Directions for this task
If a line in the records contains the string "time", show that line.
___
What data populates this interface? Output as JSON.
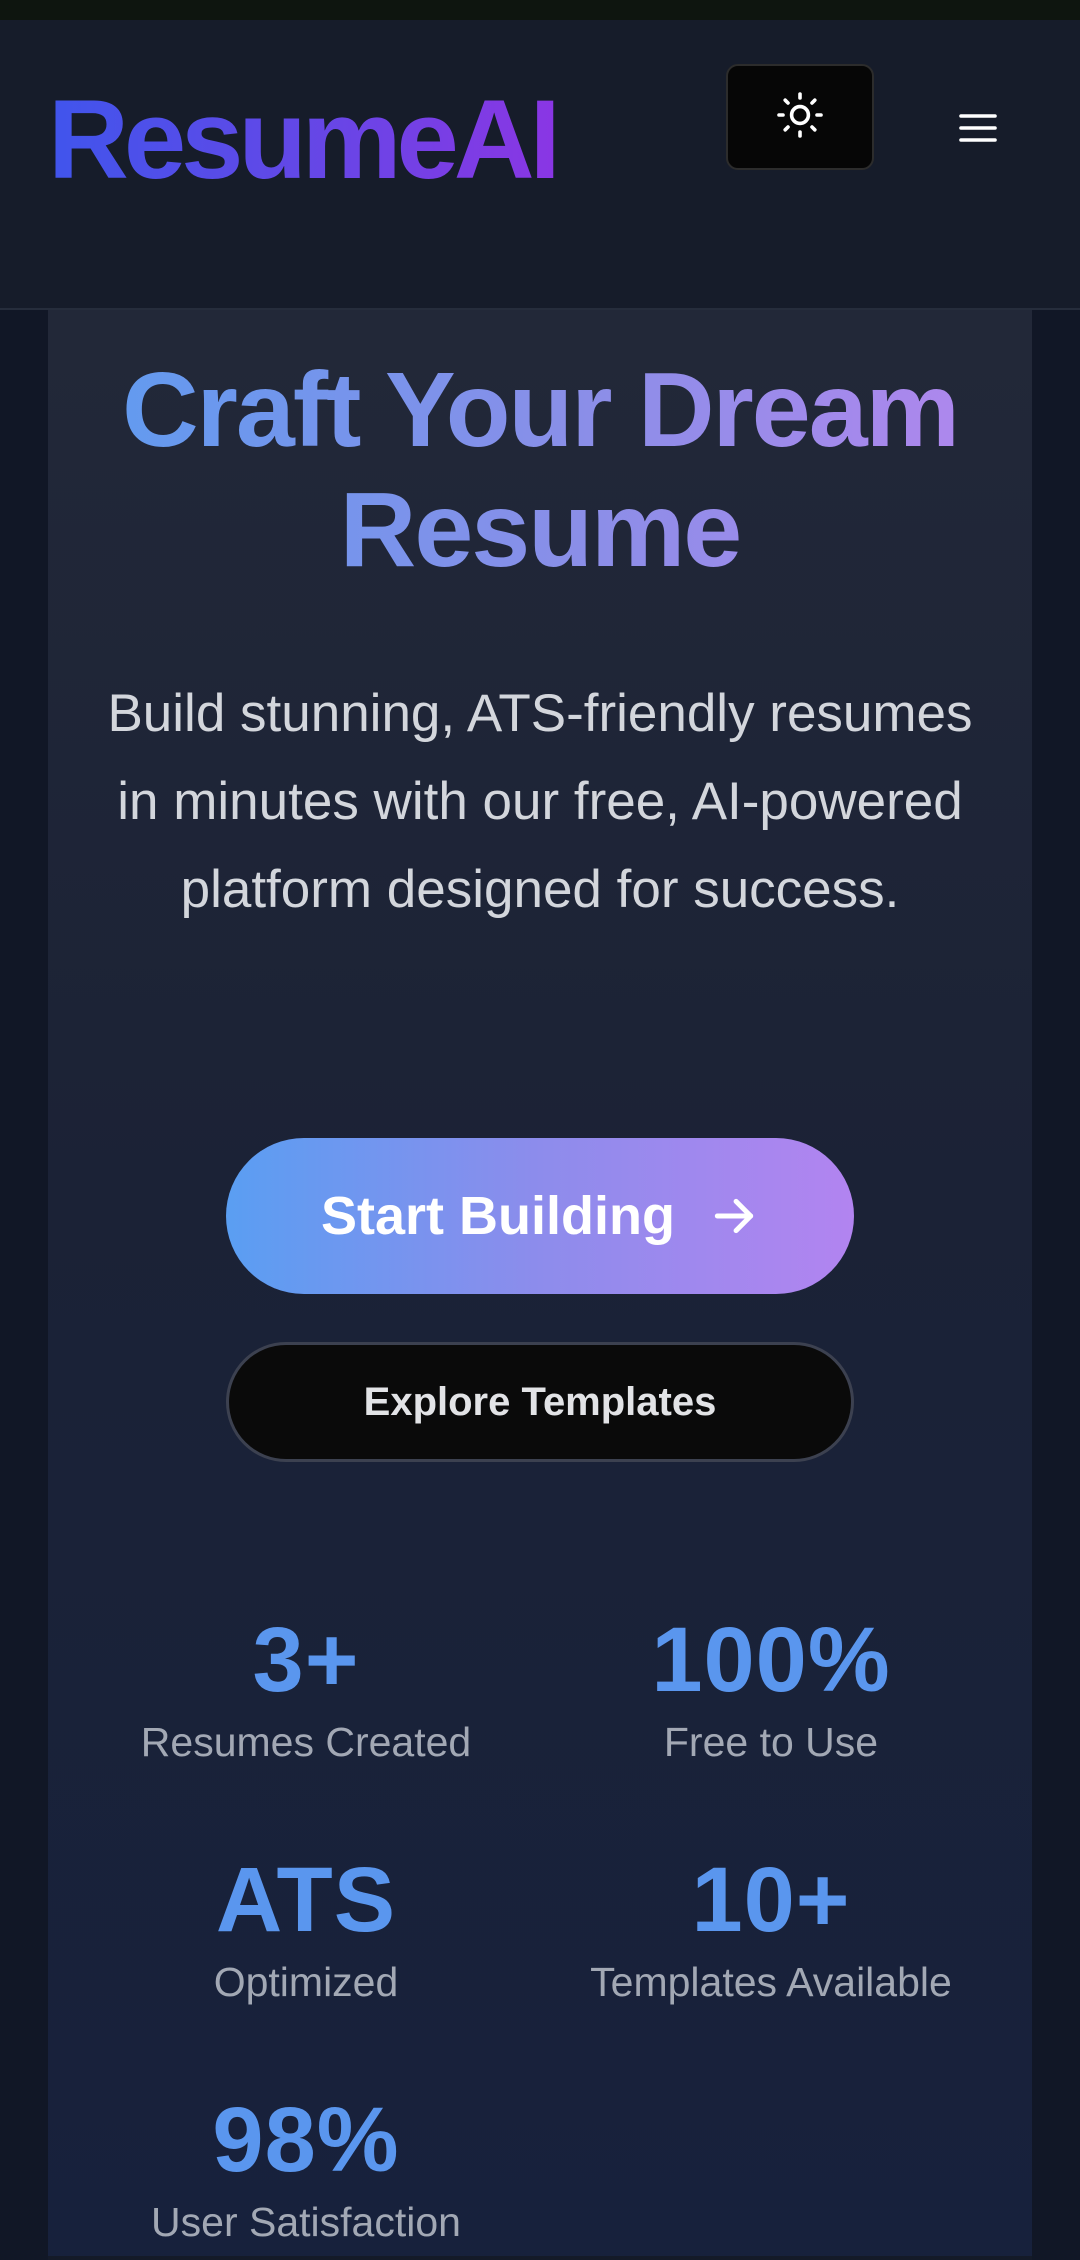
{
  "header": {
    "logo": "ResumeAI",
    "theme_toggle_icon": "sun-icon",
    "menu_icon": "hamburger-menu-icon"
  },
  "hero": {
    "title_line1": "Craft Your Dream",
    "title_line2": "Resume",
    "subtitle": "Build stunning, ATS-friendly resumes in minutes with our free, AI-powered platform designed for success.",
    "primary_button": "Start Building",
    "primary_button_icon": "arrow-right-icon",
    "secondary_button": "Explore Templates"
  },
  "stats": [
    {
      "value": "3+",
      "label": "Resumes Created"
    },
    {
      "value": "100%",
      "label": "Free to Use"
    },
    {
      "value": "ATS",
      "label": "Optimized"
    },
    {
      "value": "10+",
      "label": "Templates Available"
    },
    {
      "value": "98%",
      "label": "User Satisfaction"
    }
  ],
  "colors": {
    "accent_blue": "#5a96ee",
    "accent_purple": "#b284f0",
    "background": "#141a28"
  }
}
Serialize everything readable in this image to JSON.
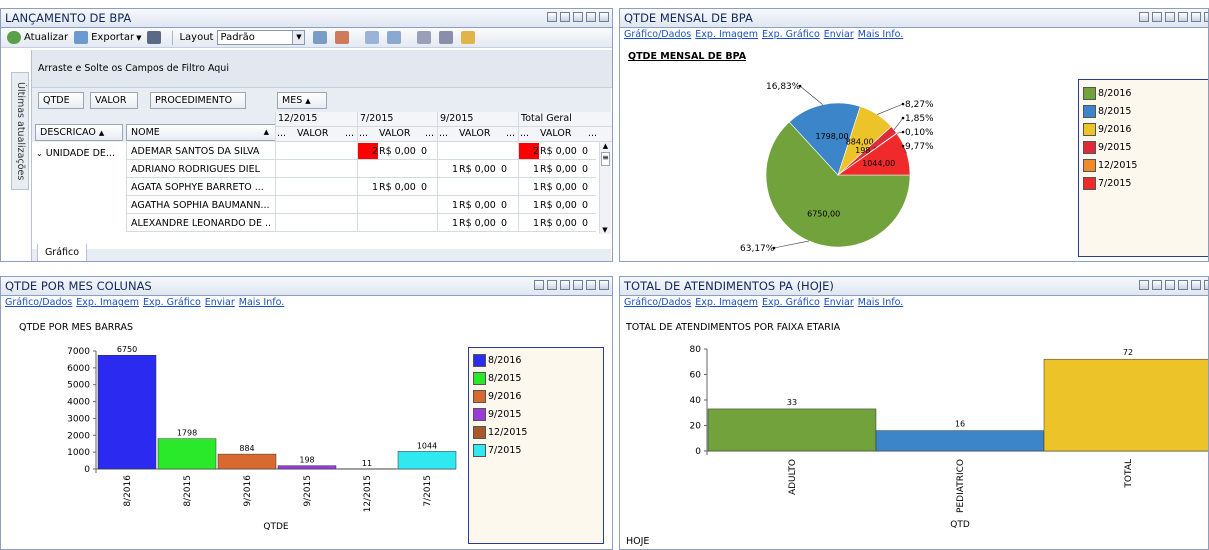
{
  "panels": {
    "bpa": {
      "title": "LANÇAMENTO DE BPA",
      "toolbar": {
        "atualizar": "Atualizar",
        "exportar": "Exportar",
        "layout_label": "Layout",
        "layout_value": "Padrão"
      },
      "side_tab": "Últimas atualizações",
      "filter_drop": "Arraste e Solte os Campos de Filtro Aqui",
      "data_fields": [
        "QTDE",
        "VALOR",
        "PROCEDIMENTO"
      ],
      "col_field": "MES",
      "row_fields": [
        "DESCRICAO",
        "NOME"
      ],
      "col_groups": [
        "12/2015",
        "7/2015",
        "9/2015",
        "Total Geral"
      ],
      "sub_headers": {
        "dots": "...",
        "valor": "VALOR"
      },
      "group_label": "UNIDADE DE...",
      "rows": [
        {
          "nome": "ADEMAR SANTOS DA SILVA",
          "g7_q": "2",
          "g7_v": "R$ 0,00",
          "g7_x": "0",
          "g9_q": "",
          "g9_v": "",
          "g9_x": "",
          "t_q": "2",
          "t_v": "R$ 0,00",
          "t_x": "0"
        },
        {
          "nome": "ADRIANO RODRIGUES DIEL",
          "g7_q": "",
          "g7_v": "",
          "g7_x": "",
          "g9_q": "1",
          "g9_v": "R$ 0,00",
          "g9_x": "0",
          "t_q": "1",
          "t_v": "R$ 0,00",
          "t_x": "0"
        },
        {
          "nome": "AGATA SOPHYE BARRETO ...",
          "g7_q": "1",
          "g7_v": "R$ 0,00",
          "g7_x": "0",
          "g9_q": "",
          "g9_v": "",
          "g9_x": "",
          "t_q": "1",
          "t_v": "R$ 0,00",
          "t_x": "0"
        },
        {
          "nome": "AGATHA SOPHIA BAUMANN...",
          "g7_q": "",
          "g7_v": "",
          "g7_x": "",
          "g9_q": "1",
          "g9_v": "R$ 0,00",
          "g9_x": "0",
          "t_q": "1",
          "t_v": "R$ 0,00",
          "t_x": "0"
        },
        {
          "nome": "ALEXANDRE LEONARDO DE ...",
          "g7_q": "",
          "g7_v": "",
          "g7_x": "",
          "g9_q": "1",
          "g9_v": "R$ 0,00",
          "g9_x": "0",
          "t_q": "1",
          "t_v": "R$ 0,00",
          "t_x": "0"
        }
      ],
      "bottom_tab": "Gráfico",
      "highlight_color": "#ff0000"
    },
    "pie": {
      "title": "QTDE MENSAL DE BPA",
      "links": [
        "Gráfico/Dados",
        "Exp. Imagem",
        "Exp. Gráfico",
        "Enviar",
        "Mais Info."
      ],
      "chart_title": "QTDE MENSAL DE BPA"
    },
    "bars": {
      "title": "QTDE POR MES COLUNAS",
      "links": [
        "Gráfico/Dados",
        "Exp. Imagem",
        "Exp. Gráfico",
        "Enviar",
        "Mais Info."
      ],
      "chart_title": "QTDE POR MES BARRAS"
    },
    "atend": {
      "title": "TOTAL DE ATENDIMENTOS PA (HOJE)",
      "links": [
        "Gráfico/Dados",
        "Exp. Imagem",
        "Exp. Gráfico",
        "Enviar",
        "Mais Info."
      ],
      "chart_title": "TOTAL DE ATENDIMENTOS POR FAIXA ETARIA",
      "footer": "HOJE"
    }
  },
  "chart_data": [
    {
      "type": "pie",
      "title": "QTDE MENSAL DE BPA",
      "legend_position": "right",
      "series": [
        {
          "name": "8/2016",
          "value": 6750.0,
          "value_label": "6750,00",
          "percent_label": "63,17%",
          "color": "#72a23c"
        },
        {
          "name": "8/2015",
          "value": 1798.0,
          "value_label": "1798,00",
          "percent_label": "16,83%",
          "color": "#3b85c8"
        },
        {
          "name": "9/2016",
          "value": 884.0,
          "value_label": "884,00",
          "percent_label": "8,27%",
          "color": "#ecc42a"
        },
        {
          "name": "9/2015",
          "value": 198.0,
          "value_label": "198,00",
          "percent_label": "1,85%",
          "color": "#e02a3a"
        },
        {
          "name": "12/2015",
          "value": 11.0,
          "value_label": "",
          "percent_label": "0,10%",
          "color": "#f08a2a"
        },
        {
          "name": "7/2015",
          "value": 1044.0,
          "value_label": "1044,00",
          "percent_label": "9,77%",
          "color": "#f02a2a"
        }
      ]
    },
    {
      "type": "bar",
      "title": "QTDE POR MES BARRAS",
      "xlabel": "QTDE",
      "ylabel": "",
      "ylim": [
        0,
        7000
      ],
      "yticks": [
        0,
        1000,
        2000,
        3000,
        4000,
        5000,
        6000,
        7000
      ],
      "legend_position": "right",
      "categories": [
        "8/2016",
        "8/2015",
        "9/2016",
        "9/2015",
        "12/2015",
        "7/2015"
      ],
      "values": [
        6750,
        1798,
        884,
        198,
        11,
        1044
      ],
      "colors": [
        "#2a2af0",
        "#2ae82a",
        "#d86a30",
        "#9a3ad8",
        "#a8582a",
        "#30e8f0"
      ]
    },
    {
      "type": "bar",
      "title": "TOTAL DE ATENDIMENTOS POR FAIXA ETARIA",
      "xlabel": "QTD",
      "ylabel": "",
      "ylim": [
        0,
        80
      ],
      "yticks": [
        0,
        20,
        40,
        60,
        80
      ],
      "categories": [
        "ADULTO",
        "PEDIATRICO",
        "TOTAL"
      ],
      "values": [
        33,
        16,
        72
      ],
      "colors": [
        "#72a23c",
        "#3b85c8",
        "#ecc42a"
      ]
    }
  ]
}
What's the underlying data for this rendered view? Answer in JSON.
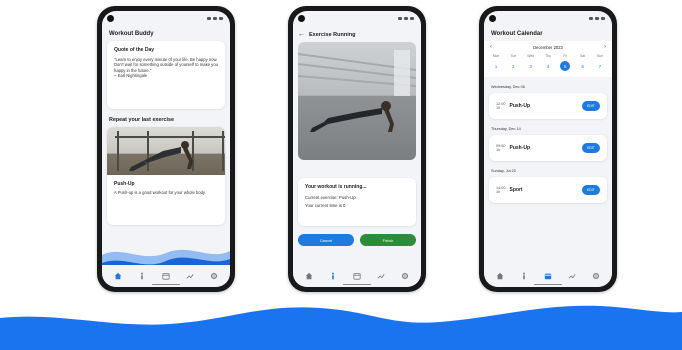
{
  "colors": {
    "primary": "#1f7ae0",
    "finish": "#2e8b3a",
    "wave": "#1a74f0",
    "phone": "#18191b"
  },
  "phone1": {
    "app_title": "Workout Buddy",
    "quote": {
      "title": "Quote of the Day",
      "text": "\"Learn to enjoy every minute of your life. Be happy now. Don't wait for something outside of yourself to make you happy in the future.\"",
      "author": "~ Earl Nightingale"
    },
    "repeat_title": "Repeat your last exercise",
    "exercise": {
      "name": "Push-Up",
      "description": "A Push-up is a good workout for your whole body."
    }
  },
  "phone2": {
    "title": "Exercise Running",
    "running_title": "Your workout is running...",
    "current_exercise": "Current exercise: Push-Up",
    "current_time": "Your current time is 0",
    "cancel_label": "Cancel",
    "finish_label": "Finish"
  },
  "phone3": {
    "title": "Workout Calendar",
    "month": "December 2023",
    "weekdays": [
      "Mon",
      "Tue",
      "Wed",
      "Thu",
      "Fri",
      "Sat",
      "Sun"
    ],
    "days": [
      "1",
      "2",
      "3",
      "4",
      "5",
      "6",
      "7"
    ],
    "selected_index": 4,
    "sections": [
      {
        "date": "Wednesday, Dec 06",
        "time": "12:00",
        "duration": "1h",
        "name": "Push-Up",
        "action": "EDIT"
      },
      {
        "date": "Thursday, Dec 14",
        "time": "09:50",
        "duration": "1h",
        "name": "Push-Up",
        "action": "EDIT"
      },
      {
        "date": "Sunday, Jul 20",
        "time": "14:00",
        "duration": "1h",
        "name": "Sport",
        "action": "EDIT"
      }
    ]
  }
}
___
The completed task
    "current_time": "Your current time is 0",
        "time": "12:00",
        "time": "09:50",
        "time": "14:00",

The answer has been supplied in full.